     Hawsepiper's Afloat Global HQ/ Money Making Machine is in the shipyard, and with bunkering in the northeast being the healthiest sector of what has been a paltry spring oil season, my company transferred us to a cramped but functional barge for now, to keep us going. Normally, shipyard is a chance for us to do deep maintenance, which will get done by shipyard and company staff, even while we're not there, but some projects we were excited about, quality-of-life stuff, won't get done.

 So it goes. We're working, Many are not.

  We've been watching with horror the events going on in the larger world, in places like London, and in the US, with our toxic and often asinine political games. All the whining and gnashing of teeth is annoying as hell.
           I make no secret that I have been miserable my first few days on here. Conditions are nowhere near as nice as we have on the HQ, which has been our home for the last 4 years, 11 months and 3 weeks and is a reflection of both the vessel's good bones and our hard work at making it comfortable. This barge, we just can't love it. I lived on an identical one for two years. My partner for 6. It's not so easy.

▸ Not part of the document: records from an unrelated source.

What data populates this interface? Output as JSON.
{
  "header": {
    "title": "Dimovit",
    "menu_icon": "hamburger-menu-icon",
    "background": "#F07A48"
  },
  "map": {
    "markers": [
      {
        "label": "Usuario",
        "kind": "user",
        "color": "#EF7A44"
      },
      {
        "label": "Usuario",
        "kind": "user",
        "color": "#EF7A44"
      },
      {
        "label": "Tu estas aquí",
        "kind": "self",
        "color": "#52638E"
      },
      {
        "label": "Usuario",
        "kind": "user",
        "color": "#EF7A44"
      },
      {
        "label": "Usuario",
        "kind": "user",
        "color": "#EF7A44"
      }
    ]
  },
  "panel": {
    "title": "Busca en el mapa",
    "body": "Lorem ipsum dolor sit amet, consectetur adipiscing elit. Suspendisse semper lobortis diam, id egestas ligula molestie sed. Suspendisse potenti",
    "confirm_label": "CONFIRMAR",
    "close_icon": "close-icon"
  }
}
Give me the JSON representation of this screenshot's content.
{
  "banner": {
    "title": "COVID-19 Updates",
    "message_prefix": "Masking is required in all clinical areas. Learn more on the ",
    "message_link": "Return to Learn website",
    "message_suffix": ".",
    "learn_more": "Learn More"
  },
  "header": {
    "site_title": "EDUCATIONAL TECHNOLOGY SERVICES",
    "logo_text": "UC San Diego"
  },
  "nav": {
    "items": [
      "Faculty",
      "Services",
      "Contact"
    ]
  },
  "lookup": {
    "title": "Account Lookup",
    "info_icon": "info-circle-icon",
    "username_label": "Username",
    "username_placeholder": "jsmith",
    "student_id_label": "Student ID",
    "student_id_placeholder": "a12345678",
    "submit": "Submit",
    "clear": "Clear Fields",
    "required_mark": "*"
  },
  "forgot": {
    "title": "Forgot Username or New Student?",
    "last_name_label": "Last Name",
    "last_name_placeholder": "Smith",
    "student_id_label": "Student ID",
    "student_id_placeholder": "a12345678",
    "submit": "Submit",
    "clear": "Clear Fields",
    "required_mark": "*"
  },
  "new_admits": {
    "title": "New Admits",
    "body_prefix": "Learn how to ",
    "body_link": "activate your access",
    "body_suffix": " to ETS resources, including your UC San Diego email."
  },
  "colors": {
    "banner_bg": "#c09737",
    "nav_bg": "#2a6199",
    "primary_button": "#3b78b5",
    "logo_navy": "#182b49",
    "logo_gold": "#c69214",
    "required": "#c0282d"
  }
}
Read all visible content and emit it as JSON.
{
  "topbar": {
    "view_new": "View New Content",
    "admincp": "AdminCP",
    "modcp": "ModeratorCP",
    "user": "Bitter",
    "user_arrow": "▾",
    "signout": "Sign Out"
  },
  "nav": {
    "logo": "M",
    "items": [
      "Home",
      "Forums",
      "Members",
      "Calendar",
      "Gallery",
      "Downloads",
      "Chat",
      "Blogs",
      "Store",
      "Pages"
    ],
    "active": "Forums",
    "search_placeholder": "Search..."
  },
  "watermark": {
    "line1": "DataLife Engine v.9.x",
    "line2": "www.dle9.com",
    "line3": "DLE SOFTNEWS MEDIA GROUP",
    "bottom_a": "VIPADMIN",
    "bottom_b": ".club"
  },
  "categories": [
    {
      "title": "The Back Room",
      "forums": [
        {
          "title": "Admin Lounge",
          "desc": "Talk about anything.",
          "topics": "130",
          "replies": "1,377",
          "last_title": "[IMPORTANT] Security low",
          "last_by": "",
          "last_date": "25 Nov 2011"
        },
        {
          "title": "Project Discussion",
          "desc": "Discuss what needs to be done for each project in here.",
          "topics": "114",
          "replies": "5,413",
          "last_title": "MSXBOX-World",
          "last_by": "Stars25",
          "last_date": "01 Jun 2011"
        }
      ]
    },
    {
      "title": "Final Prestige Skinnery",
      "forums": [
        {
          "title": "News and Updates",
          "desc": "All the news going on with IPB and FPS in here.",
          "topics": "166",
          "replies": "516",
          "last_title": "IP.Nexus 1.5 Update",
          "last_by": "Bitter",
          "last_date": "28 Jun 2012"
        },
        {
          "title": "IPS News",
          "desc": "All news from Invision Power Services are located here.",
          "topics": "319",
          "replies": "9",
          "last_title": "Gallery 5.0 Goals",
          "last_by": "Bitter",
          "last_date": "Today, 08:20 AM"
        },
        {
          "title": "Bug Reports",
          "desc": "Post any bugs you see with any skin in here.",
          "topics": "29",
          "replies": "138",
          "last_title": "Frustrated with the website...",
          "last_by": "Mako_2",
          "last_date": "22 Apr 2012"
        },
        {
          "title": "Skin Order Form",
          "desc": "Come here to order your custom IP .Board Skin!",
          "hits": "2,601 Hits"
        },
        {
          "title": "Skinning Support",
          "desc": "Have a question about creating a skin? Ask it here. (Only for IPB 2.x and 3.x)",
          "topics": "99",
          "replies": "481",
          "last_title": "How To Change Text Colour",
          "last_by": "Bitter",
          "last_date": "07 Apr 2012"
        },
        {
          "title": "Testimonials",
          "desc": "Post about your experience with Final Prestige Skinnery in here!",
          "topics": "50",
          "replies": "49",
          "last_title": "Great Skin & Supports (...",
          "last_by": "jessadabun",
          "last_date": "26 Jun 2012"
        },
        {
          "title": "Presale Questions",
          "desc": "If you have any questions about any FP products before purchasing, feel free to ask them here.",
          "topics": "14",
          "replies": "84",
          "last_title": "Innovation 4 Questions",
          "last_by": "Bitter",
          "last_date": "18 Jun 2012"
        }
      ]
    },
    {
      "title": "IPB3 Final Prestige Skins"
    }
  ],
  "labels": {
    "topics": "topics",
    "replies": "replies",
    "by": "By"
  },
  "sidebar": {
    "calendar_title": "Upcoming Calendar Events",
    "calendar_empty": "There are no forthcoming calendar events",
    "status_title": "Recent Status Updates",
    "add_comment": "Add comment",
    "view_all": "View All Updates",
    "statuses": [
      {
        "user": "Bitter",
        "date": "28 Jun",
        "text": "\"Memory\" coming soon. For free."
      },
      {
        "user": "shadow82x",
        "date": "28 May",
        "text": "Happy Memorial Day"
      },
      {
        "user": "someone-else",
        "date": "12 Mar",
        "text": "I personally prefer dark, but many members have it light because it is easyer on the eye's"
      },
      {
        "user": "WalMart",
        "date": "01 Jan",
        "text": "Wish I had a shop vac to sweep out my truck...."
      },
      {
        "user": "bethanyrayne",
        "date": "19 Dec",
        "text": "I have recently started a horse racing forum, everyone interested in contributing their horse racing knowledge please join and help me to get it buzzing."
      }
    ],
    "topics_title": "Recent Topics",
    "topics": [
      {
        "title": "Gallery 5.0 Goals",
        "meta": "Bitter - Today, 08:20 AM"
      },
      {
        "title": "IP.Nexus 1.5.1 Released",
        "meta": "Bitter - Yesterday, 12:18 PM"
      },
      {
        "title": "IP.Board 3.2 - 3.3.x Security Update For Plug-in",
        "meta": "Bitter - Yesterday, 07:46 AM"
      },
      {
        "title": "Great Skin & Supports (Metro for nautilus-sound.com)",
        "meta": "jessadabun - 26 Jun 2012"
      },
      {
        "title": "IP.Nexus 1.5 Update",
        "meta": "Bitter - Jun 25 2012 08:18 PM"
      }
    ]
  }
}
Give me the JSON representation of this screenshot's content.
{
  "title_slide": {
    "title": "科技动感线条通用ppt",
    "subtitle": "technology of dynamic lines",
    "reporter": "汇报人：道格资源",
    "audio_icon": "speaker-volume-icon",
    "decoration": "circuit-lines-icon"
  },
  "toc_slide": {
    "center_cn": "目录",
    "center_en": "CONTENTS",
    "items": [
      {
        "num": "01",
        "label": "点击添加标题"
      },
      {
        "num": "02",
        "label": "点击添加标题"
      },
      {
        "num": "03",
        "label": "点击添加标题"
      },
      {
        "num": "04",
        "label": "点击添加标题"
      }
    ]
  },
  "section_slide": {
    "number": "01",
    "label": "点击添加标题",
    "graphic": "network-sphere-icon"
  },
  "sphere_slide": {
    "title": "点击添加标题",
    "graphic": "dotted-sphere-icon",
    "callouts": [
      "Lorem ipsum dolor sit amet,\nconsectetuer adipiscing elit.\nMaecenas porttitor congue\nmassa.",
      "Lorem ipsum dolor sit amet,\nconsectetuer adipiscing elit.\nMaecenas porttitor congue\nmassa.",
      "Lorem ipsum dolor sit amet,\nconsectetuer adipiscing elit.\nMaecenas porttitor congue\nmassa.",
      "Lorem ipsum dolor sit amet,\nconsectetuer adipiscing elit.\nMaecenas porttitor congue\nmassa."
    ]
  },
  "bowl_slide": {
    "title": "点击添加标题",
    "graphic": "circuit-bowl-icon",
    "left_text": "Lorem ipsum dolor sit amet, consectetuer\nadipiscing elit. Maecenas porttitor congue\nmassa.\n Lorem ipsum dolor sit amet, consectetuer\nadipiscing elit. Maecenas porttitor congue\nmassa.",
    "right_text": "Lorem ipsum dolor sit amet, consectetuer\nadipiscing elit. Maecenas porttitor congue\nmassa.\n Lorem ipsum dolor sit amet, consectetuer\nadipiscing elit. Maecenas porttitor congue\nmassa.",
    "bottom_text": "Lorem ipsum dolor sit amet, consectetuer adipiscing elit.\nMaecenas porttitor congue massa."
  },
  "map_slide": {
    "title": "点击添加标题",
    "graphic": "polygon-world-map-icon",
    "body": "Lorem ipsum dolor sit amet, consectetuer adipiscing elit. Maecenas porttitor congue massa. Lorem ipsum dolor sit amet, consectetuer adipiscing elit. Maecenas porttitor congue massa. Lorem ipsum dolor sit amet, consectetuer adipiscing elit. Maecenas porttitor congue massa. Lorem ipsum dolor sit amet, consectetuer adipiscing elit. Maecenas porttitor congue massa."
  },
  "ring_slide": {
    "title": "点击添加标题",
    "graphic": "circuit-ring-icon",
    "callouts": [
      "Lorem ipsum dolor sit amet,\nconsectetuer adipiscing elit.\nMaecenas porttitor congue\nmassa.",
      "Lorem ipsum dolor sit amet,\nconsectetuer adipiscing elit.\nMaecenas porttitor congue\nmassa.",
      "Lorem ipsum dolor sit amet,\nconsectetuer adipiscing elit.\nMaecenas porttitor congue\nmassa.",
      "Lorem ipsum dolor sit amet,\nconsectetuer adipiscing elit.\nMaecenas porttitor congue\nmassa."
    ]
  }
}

    Still, with an unfamiliar vessel and the sore shins and such that come from that, and the increased potential for trouble that comes from not being intimately familiar with the barge, it's been necessary to tune out the outside world some, to keep our eyes in the boat, and make sure we do a decent job. That's been something of a blessing. I haven't had the time or energy to shitlord it up online. Thank the Seven Mad gods Of The Sea that I'm on here with a good friend. When I worked on a barge like this 7 years ago, I didn't like my shipmate, and he just hated me. Bad times. At least with O and B, we're all friends and can sort of suffer through the month or so that the HQ is out of our hands together.